▶ AVAILABLE DATA

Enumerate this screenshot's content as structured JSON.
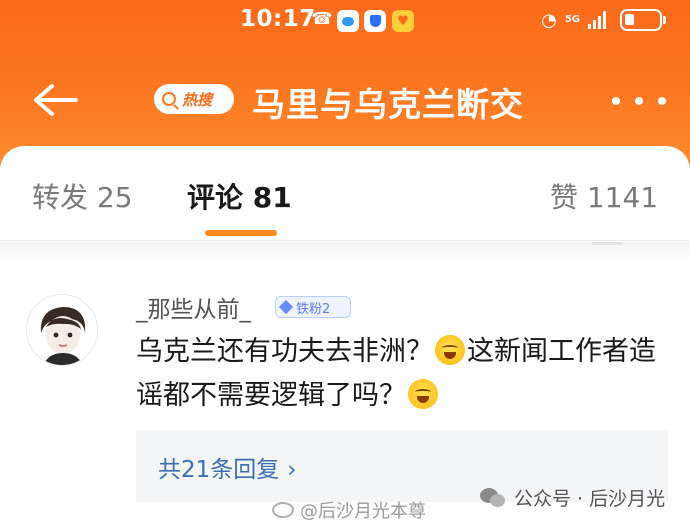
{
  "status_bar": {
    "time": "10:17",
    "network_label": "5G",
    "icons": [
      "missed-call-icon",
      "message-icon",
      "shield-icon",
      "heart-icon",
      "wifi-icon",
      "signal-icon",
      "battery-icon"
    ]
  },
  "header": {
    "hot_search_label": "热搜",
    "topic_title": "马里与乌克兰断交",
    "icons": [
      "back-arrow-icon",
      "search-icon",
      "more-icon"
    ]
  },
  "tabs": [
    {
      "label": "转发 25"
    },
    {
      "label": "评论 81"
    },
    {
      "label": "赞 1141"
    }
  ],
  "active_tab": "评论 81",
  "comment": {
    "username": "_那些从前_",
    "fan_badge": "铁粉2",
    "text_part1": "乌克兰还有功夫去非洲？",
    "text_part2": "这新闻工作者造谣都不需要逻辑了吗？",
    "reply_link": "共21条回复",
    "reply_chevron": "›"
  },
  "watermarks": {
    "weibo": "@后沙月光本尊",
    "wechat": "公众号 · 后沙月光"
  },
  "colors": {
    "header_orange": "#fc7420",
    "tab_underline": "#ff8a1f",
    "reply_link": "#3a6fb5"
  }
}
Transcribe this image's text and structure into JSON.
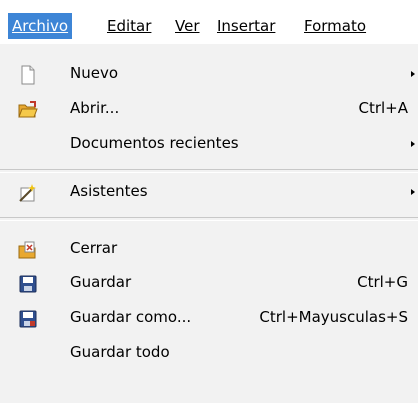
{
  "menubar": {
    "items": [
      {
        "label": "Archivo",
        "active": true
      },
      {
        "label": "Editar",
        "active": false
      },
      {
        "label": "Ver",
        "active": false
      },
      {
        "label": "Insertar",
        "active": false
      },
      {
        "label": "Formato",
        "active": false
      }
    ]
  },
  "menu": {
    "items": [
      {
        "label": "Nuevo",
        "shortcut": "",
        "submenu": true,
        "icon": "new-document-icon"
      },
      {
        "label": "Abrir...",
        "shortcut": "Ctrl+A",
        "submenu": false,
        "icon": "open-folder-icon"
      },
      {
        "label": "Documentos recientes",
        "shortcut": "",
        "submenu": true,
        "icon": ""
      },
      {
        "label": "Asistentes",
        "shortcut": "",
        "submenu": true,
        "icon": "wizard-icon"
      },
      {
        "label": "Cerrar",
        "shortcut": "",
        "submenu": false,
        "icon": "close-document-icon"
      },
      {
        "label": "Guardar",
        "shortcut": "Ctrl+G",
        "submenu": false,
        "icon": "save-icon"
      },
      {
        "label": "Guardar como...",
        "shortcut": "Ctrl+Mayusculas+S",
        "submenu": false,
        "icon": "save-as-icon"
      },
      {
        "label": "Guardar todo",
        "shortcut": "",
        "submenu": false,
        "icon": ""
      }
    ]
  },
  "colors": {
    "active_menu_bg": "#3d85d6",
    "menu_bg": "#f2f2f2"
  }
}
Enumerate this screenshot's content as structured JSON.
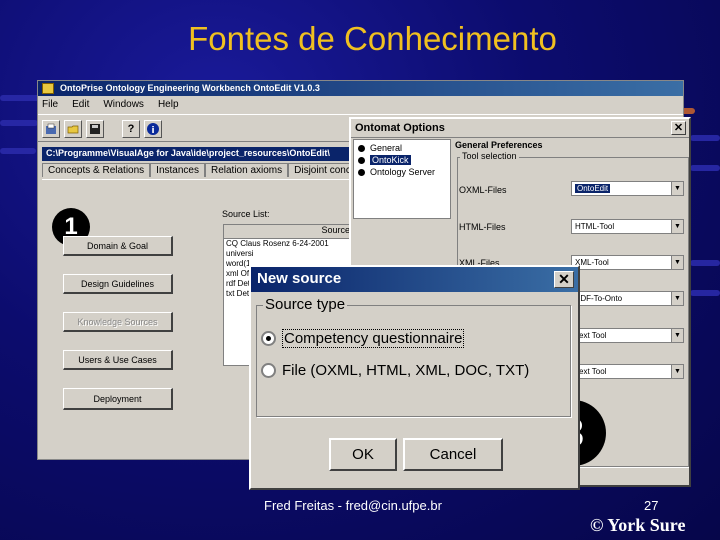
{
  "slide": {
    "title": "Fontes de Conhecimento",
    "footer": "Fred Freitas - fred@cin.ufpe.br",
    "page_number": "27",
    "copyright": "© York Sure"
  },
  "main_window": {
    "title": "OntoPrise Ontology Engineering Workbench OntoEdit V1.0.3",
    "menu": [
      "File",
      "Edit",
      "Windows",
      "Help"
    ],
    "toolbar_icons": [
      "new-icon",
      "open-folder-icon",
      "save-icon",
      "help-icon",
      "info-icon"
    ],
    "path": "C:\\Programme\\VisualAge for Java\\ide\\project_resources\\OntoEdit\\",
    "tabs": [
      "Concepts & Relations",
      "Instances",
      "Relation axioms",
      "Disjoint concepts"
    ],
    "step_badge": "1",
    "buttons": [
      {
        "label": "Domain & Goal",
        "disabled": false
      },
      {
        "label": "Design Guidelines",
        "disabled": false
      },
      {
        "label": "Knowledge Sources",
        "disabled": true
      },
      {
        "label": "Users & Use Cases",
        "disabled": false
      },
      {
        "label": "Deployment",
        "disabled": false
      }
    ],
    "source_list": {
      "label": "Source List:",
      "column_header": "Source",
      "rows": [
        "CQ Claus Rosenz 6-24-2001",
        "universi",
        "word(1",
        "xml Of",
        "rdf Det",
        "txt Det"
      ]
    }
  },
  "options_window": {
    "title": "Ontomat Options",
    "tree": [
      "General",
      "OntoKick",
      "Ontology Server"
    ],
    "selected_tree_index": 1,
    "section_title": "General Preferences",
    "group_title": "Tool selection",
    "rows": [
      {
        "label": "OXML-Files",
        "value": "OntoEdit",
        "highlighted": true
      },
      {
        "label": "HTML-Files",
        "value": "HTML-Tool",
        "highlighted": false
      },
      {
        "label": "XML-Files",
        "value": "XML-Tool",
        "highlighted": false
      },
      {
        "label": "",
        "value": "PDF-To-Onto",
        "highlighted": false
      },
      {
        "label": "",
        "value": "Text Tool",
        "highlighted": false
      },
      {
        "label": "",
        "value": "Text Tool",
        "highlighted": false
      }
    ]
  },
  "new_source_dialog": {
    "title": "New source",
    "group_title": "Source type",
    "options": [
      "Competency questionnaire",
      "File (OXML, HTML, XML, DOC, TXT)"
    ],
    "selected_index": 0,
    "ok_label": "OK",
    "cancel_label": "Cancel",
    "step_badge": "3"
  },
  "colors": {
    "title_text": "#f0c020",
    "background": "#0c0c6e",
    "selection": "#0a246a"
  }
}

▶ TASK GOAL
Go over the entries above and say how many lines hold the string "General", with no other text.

▶ SOLVED EXERCISE
2